[Start of section]

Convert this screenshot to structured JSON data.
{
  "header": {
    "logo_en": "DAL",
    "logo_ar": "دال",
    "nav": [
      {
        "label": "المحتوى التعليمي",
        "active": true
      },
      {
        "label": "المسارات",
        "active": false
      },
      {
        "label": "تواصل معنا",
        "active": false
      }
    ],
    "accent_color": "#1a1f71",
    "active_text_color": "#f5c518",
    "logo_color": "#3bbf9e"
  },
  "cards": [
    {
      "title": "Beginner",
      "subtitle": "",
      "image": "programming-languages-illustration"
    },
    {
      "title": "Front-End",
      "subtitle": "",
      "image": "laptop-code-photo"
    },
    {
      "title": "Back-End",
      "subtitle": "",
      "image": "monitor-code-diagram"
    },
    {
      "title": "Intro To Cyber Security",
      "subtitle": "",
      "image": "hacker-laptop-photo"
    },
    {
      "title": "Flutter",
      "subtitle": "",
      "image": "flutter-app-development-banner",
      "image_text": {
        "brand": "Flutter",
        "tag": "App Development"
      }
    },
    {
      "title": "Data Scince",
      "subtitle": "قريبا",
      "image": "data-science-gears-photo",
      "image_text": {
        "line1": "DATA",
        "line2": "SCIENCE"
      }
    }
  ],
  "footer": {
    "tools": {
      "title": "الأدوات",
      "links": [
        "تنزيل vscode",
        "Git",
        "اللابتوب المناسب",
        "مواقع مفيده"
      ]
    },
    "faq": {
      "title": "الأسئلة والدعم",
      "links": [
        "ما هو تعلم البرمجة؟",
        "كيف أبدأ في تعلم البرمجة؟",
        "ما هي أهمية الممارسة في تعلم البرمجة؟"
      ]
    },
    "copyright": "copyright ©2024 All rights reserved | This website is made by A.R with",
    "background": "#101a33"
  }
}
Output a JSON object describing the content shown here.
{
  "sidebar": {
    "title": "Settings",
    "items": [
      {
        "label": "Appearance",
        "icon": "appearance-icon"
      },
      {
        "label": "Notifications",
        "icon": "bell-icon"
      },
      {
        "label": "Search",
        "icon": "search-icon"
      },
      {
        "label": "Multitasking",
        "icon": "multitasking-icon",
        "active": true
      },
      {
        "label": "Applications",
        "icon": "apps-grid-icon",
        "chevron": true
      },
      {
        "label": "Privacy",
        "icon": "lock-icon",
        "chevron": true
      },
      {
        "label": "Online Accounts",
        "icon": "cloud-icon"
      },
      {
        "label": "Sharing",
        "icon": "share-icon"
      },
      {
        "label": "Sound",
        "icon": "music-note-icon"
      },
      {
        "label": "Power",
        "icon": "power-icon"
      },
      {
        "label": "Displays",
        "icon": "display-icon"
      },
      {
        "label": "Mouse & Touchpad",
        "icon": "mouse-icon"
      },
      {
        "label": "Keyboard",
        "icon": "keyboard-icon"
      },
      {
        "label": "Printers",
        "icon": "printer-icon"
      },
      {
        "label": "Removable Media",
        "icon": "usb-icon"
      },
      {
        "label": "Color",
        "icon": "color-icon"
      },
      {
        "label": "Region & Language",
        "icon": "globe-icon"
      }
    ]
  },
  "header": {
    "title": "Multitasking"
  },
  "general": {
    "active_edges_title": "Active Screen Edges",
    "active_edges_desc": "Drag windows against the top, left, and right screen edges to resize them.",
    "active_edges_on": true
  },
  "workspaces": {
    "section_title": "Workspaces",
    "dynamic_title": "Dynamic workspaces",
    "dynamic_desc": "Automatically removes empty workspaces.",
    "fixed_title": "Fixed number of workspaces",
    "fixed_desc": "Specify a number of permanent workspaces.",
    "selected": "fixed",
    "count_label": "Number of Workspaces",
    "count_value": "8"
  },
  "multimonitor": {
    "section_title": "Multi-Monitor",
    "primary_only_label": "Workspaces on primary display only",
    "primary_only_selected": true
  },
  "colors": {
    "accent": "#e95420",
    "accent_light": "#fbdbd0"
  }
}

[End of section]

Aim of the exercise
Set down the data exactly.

Result below
Convert this screenshot to structured JSON data.
{
  "header": {
    "logo_en": "DAL",
    "logo_ar": "دال",
    "nav": [
      {
        "label": "المحتوى التعليمي",
        "active": true
      },
      {
        "label": "المسارات",
        "active": false
      },
      {
        "label": "تواصل معنا",
        "active": false
      }
    ],
    "accent_color": "#1a1f71",
    "active_text_color": "#f5c518",
    "logo_color": "#3bbf9e"
  },
  "cards": [
    {
      "title": "Beginner",
      "subtitle": "",
      "image": "programming-languages-illustration"
    },
    {
      "title": "Front-End",
      "subtitle": "",
      "image": "laptop-code-photo"
    },
    {
      "title": "Back-End",
      "subtitle": "",
      "image": "monitor-code-diagram"
    },
    {
      "title": "Intro To Cyber Security",
      "subtitle": "",
      "image": "hacker-laptop-photo"
    },
    {
      "title": "Flutter",
      "subtitle": "",
      "image": "flutter-app-development-banner",
      "image_text": {
        "brand": "Flutter",
        "tag": "App Development"
      }
    },
    {
      "title": "Data Scince",
      "subtitle": "قريبا",
      "image": "data-science-gears-photo",
      "image_text": {
        "line1": "DATA",
        "line2": "SCIENCE"
      }
    }
  ],
  "footer": {
    "tools": {
      "title": "الأدوات",
      "links": [
        "تنزيل vscode",
        "Git",
        "اللابتوب المناسب",
        "مواقع مفيده"
      ]
    },
    "faq": {
      "title": "الأسئلة والدعم",
      "links": [
        "ما هو تعلم البرمجة؟",
        "كيف أبدأ في تعلم البرمجة؟",
        "ما هي أهمية الممارسة في تعلم البرمجة؟"
      ]
    },
    "copyright": "copyright ©2024 All rights reserved | This website is made by A.R with",
    "background": "#101a33"
  }
}
Output a JSON object describing the content shown here.
{
  "sidebar": {
    "title": "Settings",
    "items": [
      {
        "label": "Appearance",
        "icon": "appearance-icon"
      },
      {
        "label": "Notifications",
        "icon": "bell-icon"
      },
      {
        "label": "Search",
        "icon": "search-icon"
      },
      {
        "label": "Multitasking",
        "icon": "multitasking-icon",
        "active": true
      },
      {
        "label": "Applications",
        "icon": "apps-grid-icon",
        "chevron": true
      },
      {
        "label": "Privacy",
        "icon": "lock-icon",
        "chevron": true
      },
      {
        "label": "Online Accounts",
        "icon": "cloud-icon"
      },
      {
        "label": "Sharing",
        "icon": "share-icon"
      },
      {
        "label": "Sound",
        "icon": "music-note-icon"
      },
      {
        "label": "Power",
        "icon": "power-icon"
      },
      {
        "label": "Displays",
        "icon": "display-icon"
      },
      {
        "label": "Mouse & Touchpad",
        "icon": "mouse-icon"
      },
      {
        "label": "Keyboard",
        "icon": "keyboard-icon"
      },
      {
        "label": "Printers",
        "icon": "printer-icon"
      },
      {
        "label": "Removable Media",
        "icon": "usb-icon"
      },
      {
        "label": "Color",
        "icon": "color-icon"
      },
      {
        "label": "Region & Language",
        "icon": "globe-icon"
      }
    ]
  },
  "header": {
    "title": "Multitasking"
  },
  "general": {
    "active_edges_title": "Active Screen Edges",
    "active_edges_desc": "Drag windows against the top, left, and right screen edges to resize them.",
    "active_edges_on": true
  },
  "workspaces": {
    "section_title": "Workspaces",
    "dynamic_title": "Dynamic workspaces",
    "dynamic_desc": "Automatically removes empty workspaces.",
    "fixed_title": "Fixed number of workspaces",
    "fixed_desc": "Specify a number of permanent workspaces.",
    "selected": "fixed",
    "count_label": "Number of Workspaces",
    "count_value": "8"
  },
  "multimonitor": {
    "section_title": "Multi-Monitor",
    "primary_only_label": "Workspaces on primary display only",
    "primary_only_selected": true
  },
  "colors": {
    "accent": "#e95420",
    "accent_light": "#fbdbd0"
  }
}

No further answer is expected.